Problem to work on: Where the string "duration" appears in a line of the data, show that line.

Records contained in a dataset
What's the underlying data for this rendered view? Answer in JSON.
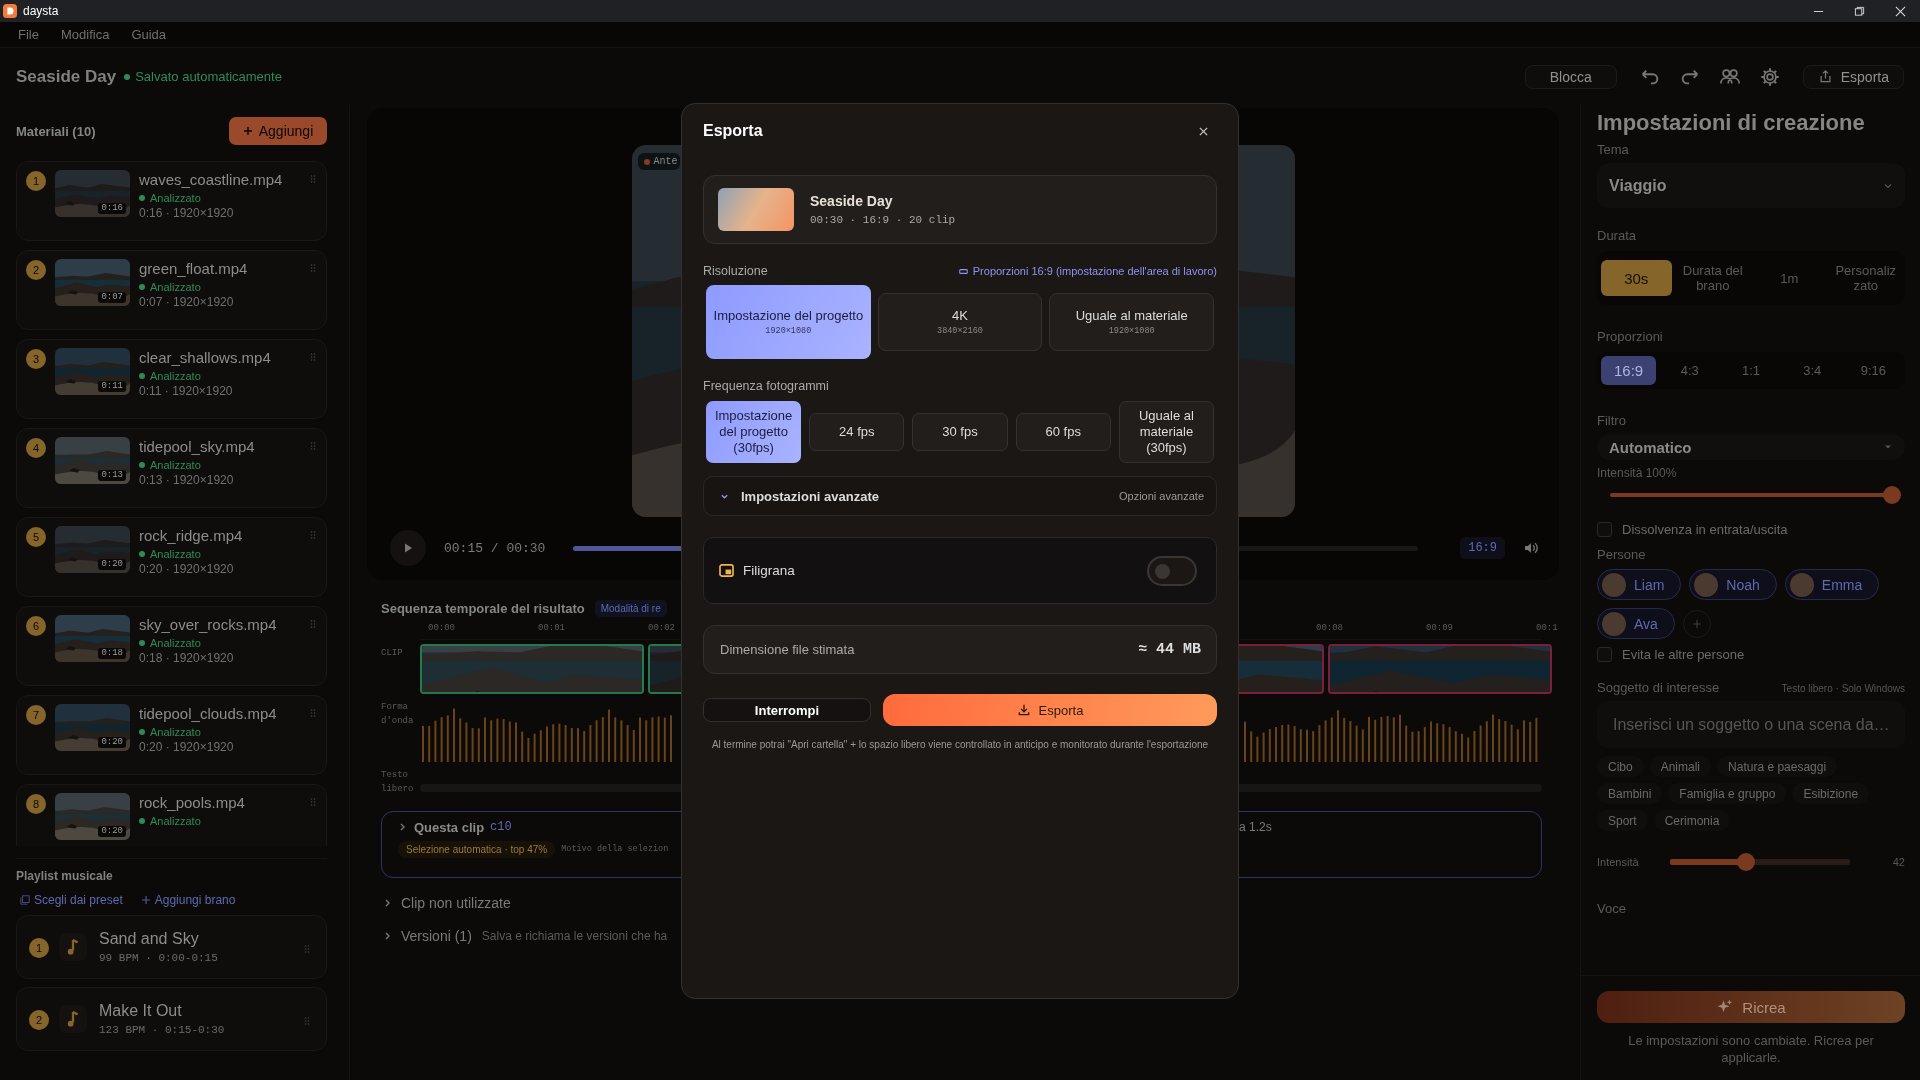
{
  "window": {
    "title": "daysta"
  },
  "menu": [
    "File",
    "Modifica",
    "Guida"
  ],
  "project": {
    "title": "Seaside Day",
    "save_status": "Salvato automaticamente"
  },
  "toolbar": {
    "lock_button": "Blocca",
    "export_button": "Esporta"
  },
  "materials": {
    "title": "Materiali (10)",
    "add_button": "Aggiungi",
    "items": [
      {
        "index": "1",
        "name": "waves_coastline.mp4",
        "duration": "0:16",
        "status": "Analizzato",
        "meta": "0:16 · 1920×1920"
      },
      {
        "index": "2",
        "name": "green_float.mp4",
        "duration": "0:07",
        "status": "Analizzato",
        "meta": "0:07 · 1920×1920"
      },
      {
        "index": "3",
        "name": "clear_shallows.mp4",
        "duration": "0:11",
        "status": "Analizzato",
        "meta": "0:11 · 1920×1920"
      },
      {
        "index": "4",
        "name": "tidepool_sky.mp4",
        "duration": "0:13",
        "status": "Analizzato",
        "meta": "0:13 · 1920×1920"
      },
      {
        "index": "5",
        "name": "rock_ridge.mp4",
        "duration": "0:20",
        "status": "Analizzato",
        "meta": "0:20 · 1920×1920"
      },
      {
        "index": "6",
        "name": "sky_over_rocks.mp4",
        "duration": "0:18",
        "status": "Analizzato",
        "meta": "0:18 · 1920×1920"
      },
      {
        "index": "7",
        "name": "tidepool_clouds.mp4",
        "duration": "0:20",
        "status": "Analizzato",
        "meta": "0:20 · 1920×1920"
      },
      {
        "index": "8",
        "name": "rock_pools.mp4",
        "duration": "0:20",
        "status": "Analizzato"
      }
    ]
  },
  "playlist": {
    "title": "Playlist musicale",
    "preset_link": "Scegli dai preset",
    "add_link": "Aggiungi brano",
    "tracks": [
      {
        "index": "1",
        "name": "Sand and Sky",
        "meta": "99 BPM · 0:00-0:15"
      },
      {
        "index": "2",
        "name": "Make It Out",
        "meta": "123 BPM · 0:15-0:30"
      }
    ]
  },
  "preview": {
    "badge": "Ante",
    "time": "00:15 / 00:30",
    "level": 0.5,
    "aspect": "16:9"
  },
  "timeline": {
    "title": "Sequenza temporale del risultato",
    "mode_badge": "Modalità di re",
    "ruler": [
      "00:00",
      "00:01",
      "00:02",
      "00:08",
      "00:09",
      "00:1"
    ],
    "row_labels": [
      "CLIP",
      "Forma d'onda",
      "Testo libero"
    ],
    "clips": [
      {
        "color": "#237a4c"
      },
      {
        "color": "#237a4c"
      },
      {
        "color": "#7a1f3c"
      },
      {
        "color": "#7a1f3c"
      }
    ],
    "clip_card": {
      "title": "Questa clip",
      "clip_id": "c10",
      "badge": "Selezione automatica · top 47%",
      "reason": "Motivo della selezion",
      "trailing": "a 1.2s"
    },
    "unused": "Clip non utilizzate",
    "versions": {
      "title": "Versioni (1)",
      "hint": "Salva e richiama le versioni che ha"
    }
  },
  "settings": {
    "title": "Impostazioni di creazione",
    "theme": {
      "label": "Tema",
      "value": "Viaggio"
    },
    "duration": {
      "label": "Durata",
      "options": [
        {
          "label": "30s",
          "selected": true
        },
        {
          "label": "Durata del brano",
          "selected": false
        },
        {
          "label": "1m",
          "selected": false
        },
        {
          "label": "Personalizzato",
          "selected": false
        }
      ]
    },
    "aspect": {
      "label": "Proporzioni",
      "options": [
        {
          "label": "16:9",
          "selected": true
        },
        {
          "label": "4:3",
          "selected": false
        },
        {
          "label": "1:1",
          "selected": false
        },
        {
          "label": "3:4",
          "selected": false
        },
        {
          "label": "9:16",
          "selected": false
        }
      ]
    },
    "filter": {
      "label": "Filtro",
      "value": "Automatico",
      "intensity_label": "Intensità 100%",
      "level": 1
    },
    "fade": {
      "label": "Dissolvenza in entrata/uscita",
      "checked": false
    },
    "people": {
      "label": "Persone",
      "items": [
        {
          "name": "Liam"
        },
        {
          "name": "Noah"
        },
        {
          "name": "Emma"
        },
        {
          "name": "Ava"
        }
      ]
    },
    "avoid_others": {
      "label": "Evita le altre persone",
      "checked": false
    },
    "subject": {
      "label": "Soggetto di interesse",
      "hint": "Testo libero · Solo Windows",
      "placeholder": "Inserisci un soggetto o una scena da…",
      "tags": [
        "Cibo",
        "Animali",
        "Natura e paesaggi",
        "Bambini",
        "Famiglia e gruppo",
        "Esibizione",
        "Sport",
        "Cerimonia"
      ]
    },
    "intensity": {
      "label": "Intensità",
      "level": 0.42,
      "reading": "42"
    },
    "voice": {
      "label": "Voce"
    },
    "recreate_button": "Ricrea",
    "note": "Le impostazioni sono cambiate. Ricrea per applicarle."
  },
  "export_dialog": {
    "title": "Esporta",
    "project": {
      "name": "Seaside Day",
      "meta": "00:30 · 16:9 · 20 clip"
    },
    "resolution": {
      "label": "Risoluzione",
      "link": "Proporzioni 16:9 (impostazione dell'area di lavoro)",
      "options": [
        {
          "label": "Impostazione del progetto",
          "detail": "1920×1080",
          "selected": true
        },
        {
          "label": "4K",
          "detail": "3840×2160",
          "selected": false
        },
        {
          "label": "Uguale al materiale",
          "detail": "1920×1080",
          "selected": false
        }
      ]
    },
    "frame_rate": {
      "label": "Frequenza fotogrammi",
      "options": [
        {
          "label": "Impostazione del progetto (30fps)",
          "selected": true
        },
        {
          "label": "24 fps",
          "selected": false
        },
        {
          "label": "30 fps",
          "selected": false
        },
        {
          "label": "60 fps",
          "selected": false
        },
        {
          "label": "Uguale al materiale (30fps)",
          "selected": false
        }
      ]
    },
    "advanced": {
      "label": "Impostazioni avanzate",
      "hint": "Opzioni avanzate"
    },
    "watermark": {
      "label": "Filigrana",
      "on": false
    },
    "file_size": {
      "label": "Dimensione file stimata",
      "value": "≈ 44 MB"
    },
    "cancel_button": "Interrompi",
    "export_button": "Esporta",
    "note": "Al termine potrai \"Apri cartella\" + lo spazio libero viene controllato in anticipo e monitorato durante l'esportazione"
  }
}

Written reply:
        "duration": "0:16",
        "duration": "0:07",
        "duration": "0:11",
        "duration": "0:13",
        "duration": "0:20",
        "duration": "0:18",
        "duration": "0:20",
        "duration": "0:20",
    "duration": {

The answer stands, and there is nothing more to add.